While experiencing these growing pains is par for the course with any new system, product, field, etc., it seems that those eager to “roll out” the framework need to be as instrumental in helping to apply the nails to keep it together. My hope is that the USGBC and Providers are dedicated to helping this framework to become solidified by way of providing guidance and answers to many ambiguous areas of the guidelines themselves, and the structure of the actual implementation of the projects. And I think that they are, which is beneficial as we all learn this program by trial and error.
Still, while the LEED for Homes program is taking its commercial expertise and applying it to the residential sector, the pure economics don’t quite jive as well as it does within the billion dollar, architect laden haven of the commercial program.
Don’t get me wrong; we need the thinking and elevated understanding that the USGBC has brought to the table over the years, and their work has definitely helped to pave the way for the “greening” of America’s built environment. Conversely, expecting that a builder doing mostly production work (whether it be small or large scale) pay 3-5K PER HOUSE to get the LEED stamp of approval is completely off base and unrealistic. While this model may work with high-end custom home builders, the responsibility of helping all builders “go green” more safely rests on the shoulders of the NAHB program.
We’ll see what happens, but my money is on the NAHB program taking root and leading the “green” residential programs nationwide. I would love to see a best practices forum, where real insight can be gained from the detailed aspects on any given completed project. Like cancer researchers discovered decades ago, sharing ones experiences and knowledge can only benefit the whole, much needed in our present global climate. Pun intended.

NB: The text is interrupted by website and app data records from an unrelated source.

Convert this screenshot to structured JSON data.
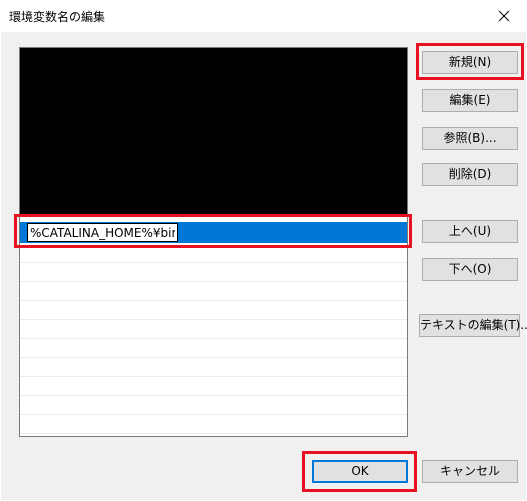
{
  "window": {
    "title": "環境変数名の編集"
  },
  "list": {
    "edit_value": "%CATALINA_HOME%¥bin"
  },
  "buttons": {
    "new": "新規(N)",
    "edit": "編集(E)",
    "browse": "参照(B)...",
    "delete": "削除(D)",
    "up": "上へ(U)",
    "down": "下へ(O)",
    "edit_text": "テキストの編集(T)...",
    "ok": "OK",
    "cancel": "キャンセル"
  },
  "colors": {
    "highlight": "#e81123",
    "selection": "#0078d7"
  },
  "icons": {
    "close": "close-icon"
  }
}
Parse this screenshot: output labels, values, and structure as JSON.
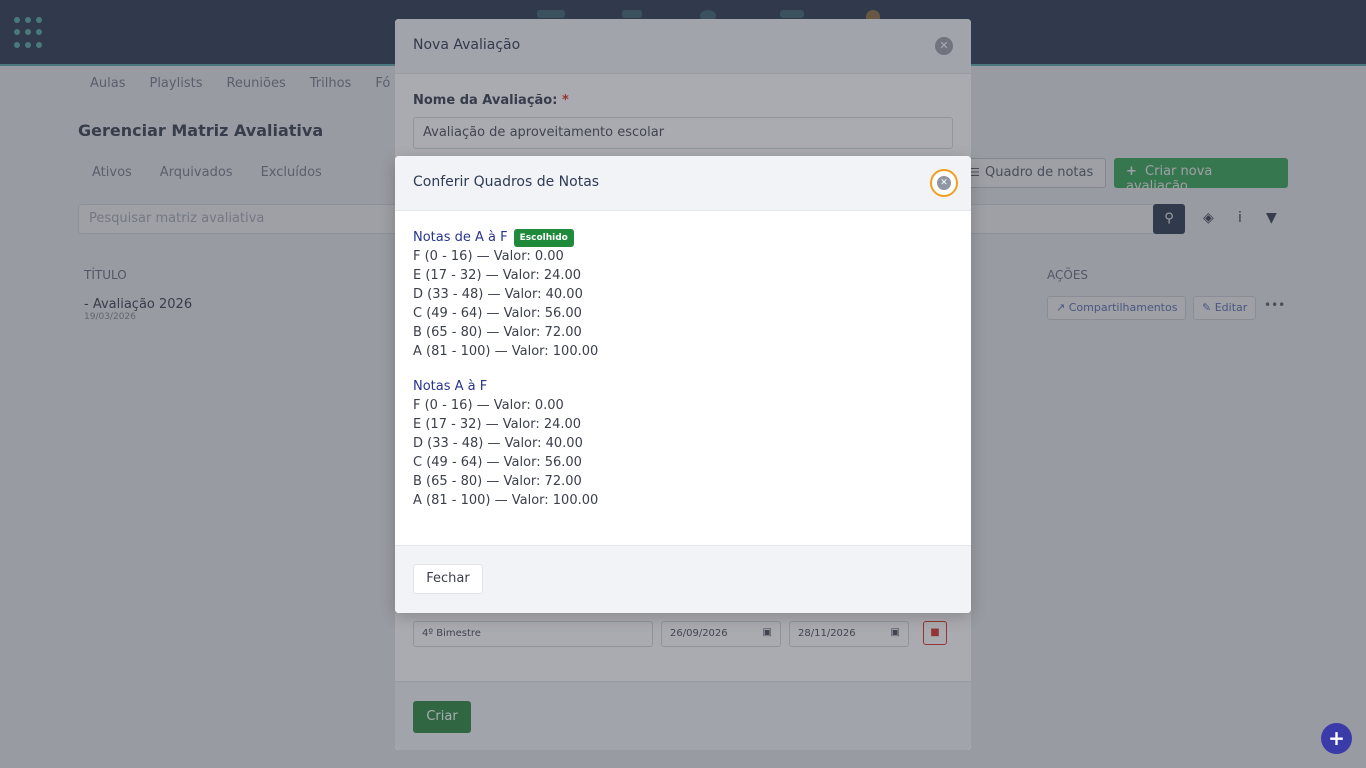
{
  "background": {
    "subnav": [
      "Aulas",
      "Playlists",
      "Reuniões",
      "Trilhos",
      "Fó"
    ],
    "page_title": "Gerenciar Matriz Avaliativa",
    "tabs": [
      "Ativos",
      "Arquivados",
      "Excluídos"
    ],
    "search_placeholder": "Pesquisar matriz avaliativa",
    "btn_quadro": "Quadro de notas",
    "btn_criar_nova": "Criar nova avaliação",
    "col_titulo": "TÍTULO",
    "col_acoes": "AÇÕES",
    "row_title": "- Avaliação 2026",
    "row_date": "19/03/2026",
    "btn_compartilhamentos": "Compartilhamentos",
    "btn_editar": "Editar",
    "icons": {
      "search": "search-icon",
      "layers": "layers-icon",
      "info": "info-icon",
      "filter": "filter-icon",
      "apps": "apps-grid-icon"
    }
  },
  "modal_nova": {
    "title": "Nova Avaliação",
    "name_label": "Nome da Avaliação:",
    "required_mark": "*",
    "name_value": "Avaliação de aproveitamento escolar",
    "period_name": "4º Bimestre",
    "period_start": "26/09/2026",
    "period_end": "28/11/2026",
    "btn_criar": "Criar"
  },
  "modal_quadros": {
    "title": "Conferir Quadros de Notas",
    "groups": [
      {
        "title": "Notas de A à F",
        "badge": "Escolhido",
        "lines": [
          "F (0 - 16) — Valor: 0.00",
          "E (17 - 32) — Valor: 24.00",
          "D (33 - 48) — Valor: 40.00",
          "C (49 - 64) — Valor: 56.00",
          "B (65 - 80) — Valor: 72.00",
          "A (81 - 100) — Valor: 100.00"
        ]
      },
      {
        "title": "Notas A à F",
        "lines": [
          "F (0 - 16) — Valor: 0.00",
          "E (17 - 32) — Valor: 24.00",
          "D (33 - 48) — Valor: 40.00",
          "C (49 - 64) — Valor: 56.00",
          "B (65 - 80) — Valor: 72.00",
          "A (81 - 100) — Valor: 100.00"
        ]
      }
    ],
    "btn_fechar": "Fechar"
  },
  "colors": {
    "topbar": "#2f3c55",
    "accent": "#5fb3b3",
    "success": "#3bb05a",
    "badge": "#1f8b3a",
    "link": "#27358c",
    "focus_ring": "#f0a020"
  }
}
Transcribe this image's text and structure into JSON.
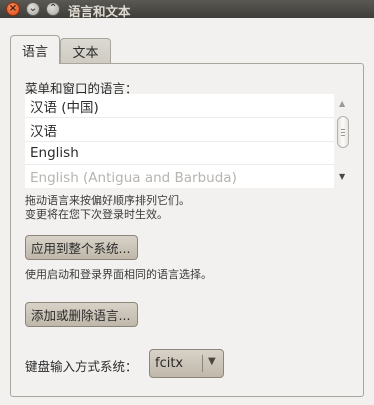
{
  "window": {
    "title": "语言和文本"
  },
  "tabs": [
    {
      "label": "语言",
      "active": true
    },
    {
      "label": "文本",
      "active": false
    }
  ],
  "language": {
    "list_label": "菜单和窗口的语言：",
    "items": [
      {
        "label": "汉语 (中国)"
      },
      {
        "label": "汉语"
      },
      {
        "label": "English"
      },
      {
        "label": "English (Antigua and Barbuda)"
      }
    ],
    "hint_line1": "拖动语言来按偏好顺序排列它们。",
    "hint_line2": "变更将在您下次登录时生效。",
    "apply_button": "应用到整个系统...",
    "apply_hint": "使用启动和登录界面相同的语言选择。",
    "install_button": "添加或删除语言...",
    "keyboard_label": "键盘输入方式系统：",
    "keyboard_value": "fcitx"
  },
  "colors": {
    "titlebar": "#3e3d39",
    "close_button": "#df4a16",
    "button_face": "#c9c2b5"
  },
  "icons": [
    "close-icon",
    "minimize-icon",
    "maximize-icon",
    "scroll-up-icon",
    "scroll-down-icon",
    "dropdown-arrow-icon"
  ]
}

[UPDATE] Technically, LEED for Homes is out of pilot, but there is still a ton to figure out. Also, the USGBC is in the midst of creating the LEED for Homes Volume Pilot, for builders with a development with over 50 single family houses. The intention here is to help offset the cost of a house plan that is likely to be built over and over again.